-- Records drawn from a dataset --
•••

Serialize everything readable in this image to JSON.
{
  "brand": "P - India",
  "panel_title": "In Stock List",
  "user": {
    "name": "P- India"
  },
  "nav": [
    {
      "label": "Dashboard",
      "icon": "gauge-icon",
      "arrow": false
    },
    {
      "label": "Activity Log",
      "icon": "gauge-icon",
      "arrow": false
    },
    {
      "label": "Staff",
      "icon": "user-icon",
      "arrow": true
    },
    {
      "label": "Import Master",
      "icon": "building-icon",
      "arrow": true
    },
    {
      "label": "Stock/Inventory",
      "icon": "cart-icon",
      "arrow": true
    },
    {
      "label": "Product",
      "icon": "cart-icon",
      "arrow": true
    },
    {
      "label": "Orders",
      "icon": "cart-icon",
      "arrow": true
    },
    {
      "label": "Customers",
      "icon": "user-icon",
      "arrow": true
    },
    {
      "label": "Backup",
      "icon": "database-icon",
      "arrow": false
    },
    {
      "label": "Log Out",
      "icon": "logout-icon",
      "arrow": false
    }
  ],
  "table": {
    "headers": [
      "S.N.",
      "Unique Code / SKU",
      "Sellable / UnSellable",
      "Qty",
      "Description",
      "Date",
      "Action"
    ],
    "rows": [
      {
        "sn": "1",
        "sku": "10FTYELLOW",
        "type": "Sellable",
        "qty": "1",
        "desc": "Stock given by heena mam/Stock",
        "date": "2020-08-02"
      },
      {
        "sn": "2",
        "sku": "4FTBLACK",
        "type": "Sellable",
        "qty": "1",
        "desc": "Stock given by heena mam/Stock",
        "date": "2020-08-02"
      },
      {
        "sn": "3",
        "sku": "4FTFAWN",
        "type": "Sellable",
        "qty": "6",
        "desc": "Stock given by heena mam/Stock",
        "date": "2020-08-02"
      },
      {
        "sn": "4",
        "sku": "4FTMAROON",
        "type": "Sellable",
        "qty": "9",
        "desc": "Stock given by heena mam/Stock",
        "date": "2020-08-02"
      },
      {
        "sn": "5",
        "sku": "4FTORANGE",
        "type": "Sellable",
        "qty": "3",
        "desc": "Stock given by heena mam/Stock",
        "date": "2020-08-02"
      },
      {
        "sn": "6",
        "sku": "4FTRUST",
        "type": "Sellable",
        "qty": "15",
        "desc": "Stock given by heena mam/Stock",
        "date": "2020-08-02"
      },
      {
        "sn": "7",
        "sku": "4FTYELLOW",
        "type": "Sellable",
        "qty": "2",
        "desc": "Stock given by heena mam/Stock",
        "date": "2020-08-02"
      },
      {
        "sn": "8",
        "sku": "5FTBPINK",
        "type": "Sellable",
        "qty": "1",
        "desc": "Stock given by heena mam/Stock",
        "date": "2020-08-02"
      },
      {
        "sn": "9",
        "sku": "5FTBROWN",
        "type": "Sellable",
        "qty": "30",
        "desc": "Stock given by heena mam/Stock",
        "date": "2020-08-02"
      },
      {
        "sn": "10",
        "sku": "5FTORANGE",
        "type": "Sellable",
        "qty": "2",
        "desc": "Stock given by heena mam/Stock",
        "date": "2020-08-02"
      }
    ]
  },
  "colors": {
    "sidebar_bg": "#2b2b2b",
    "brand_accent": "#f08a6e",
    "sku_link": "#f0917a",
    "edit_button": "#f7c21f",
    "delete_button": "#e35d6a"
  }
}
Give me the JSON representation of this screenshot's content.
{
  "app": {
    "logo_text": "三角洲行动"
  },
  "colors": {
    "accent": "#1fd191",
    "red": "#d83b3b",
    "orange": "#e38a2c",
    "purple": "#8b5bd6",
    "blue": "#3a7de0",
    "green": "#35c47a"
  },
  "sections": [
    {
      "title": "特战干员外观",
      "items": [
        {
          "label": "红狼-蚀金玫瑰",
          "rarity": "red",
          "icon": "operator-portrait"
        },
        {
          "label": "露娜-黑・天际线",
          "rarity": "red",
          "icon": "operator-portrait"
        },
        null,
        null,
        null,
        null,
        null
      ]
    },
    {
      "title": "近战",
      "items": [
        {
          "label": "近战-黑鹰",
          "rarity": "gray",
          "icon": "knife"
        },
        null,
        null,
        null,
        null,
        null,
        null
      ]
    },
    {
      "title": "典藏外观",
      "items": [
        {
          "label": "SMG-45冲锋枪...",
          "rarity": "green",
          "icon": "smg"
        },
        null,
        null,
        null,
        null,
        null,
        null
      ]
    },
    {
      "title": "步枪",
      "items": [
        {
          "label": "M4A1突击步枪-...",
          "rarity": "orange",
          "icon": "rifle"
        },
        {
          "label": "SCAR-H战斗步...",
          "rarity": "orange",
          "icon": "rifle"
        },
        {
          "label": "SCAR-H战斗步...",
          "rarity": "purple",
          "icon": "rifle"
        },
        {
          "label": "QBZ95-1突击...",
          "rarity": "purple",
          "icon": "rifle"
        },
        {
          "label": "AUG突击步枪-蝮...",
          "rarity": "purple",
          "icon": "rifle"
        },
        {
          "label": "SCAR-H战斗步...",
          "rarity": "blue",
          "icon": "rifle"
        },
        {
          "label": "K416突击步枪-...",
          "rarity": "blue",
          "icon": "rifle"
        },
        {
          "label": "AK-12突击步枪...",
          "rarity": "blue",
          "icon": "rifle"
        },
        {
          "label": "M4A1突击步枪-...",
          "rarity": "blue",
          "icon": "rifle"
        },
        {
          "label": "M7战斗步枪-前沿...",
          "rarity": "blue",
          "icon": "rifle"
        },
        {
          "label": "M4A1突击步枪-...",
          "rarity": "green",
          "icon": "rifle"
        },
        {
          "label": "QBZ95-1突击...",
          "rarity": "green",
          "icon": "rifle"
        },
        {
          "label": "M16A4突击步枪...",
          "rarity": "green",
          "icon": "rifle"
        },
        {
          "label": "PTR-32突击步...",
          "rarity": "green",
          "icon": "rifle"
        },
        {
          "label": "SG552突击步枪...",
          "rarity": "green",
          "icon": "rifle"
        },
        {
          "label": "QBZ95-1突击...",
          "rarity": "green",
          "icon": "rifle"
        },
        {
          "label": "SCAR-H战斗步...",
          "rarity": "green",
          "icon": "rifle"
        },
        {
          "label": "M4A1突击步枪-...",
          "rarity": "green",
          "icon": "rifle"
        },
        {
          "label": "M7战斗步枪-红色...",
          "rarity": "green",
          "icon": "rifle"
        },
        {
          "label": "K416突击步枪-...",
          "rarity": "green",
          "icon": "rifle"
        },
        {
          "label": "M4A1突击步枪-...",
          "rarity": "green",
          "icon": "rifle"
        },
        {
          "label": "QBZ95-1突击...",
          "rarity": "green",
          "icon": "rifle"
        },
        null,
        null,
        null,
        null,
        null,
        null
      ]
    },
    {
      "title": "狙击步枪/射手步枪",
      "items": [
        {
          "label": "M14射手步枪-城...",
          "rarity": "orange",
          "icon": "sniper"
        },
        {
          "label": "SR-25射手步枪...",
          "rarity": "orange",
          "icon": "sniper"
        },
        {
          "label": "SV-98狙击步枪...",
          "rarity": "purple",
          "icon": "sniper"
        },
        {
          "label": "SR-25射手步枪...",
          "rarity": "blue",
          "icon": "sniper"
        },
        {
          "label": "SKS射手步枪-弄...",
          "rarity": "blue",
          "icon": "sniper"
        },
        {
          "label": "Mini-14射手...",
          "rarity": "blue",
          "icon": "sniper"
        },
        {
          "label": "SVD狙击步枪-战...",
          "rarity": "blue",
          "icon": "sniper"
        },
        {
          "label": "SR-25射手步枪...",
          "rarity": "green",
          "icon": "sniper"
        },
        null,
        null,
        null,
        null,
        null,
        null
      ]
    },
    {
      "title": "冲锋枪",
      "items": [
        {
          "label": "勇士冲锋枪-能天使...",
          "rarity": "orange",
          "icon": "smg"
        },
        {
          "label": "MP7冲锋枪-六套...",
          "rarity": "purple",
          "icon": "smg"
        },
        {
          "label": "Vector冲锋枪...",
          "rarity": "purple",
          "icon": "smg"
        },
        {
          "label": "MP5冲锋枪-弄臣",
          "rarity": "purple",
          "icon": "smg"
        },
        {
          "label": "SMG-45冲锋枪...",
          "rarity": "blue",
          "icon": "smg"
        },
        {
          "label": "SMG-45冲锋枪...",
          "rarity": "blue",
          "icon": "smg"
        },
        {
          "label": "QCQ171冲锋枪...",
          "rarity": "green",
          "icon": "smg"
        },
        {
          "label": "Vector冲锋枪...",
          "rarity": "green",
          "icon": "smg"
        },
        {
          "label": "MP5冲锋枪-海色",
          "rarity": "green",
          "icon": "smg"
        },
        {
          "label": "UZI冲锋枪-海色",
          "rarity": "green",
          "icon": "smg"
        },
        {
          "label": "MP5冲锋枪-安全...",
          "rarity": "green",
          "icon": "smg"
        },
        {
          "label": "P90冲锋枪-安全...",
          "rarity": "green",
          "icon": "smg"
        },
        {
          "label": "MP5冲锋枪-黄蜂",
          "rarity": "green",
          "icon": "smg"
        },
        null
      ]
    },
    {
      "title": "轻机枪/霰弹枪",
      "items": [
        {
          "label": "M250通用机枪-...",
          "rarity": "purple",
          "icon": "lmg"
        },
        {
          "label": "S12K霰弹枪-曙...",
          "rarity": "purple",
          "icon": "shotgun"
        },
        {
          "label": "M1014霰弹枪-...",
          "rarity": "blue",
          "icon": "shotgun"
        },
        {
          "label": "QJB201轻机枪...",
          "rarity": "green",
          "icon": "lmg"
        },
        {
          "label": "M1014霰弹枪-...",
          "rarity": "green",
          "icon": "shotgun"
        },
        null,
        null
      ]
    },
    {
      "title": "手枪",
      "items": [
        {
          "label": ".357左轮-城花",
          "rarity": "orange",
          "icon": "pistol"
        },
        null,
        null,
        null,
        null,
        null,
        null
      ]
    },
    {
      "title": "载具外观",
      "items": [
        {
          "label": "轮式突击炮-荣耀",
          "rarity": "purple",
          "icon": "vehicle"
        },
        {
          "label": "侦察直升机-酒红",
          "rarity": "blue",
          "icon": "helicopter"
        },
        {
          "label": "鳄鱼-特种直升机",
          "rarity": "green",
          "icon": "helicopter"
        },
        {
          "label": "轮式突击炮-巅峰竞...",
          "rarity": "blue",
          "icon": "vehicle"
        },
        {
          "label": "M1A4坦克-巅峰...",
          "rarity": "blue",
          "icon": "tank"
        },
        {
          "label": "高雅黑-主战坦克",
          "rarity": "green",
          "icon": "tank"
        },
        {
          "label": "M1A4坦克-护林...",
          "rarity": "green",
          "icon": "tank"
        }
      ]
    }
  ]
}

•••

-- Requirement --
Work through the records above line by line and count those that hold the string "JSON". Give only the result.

-- Response for this exercise --
2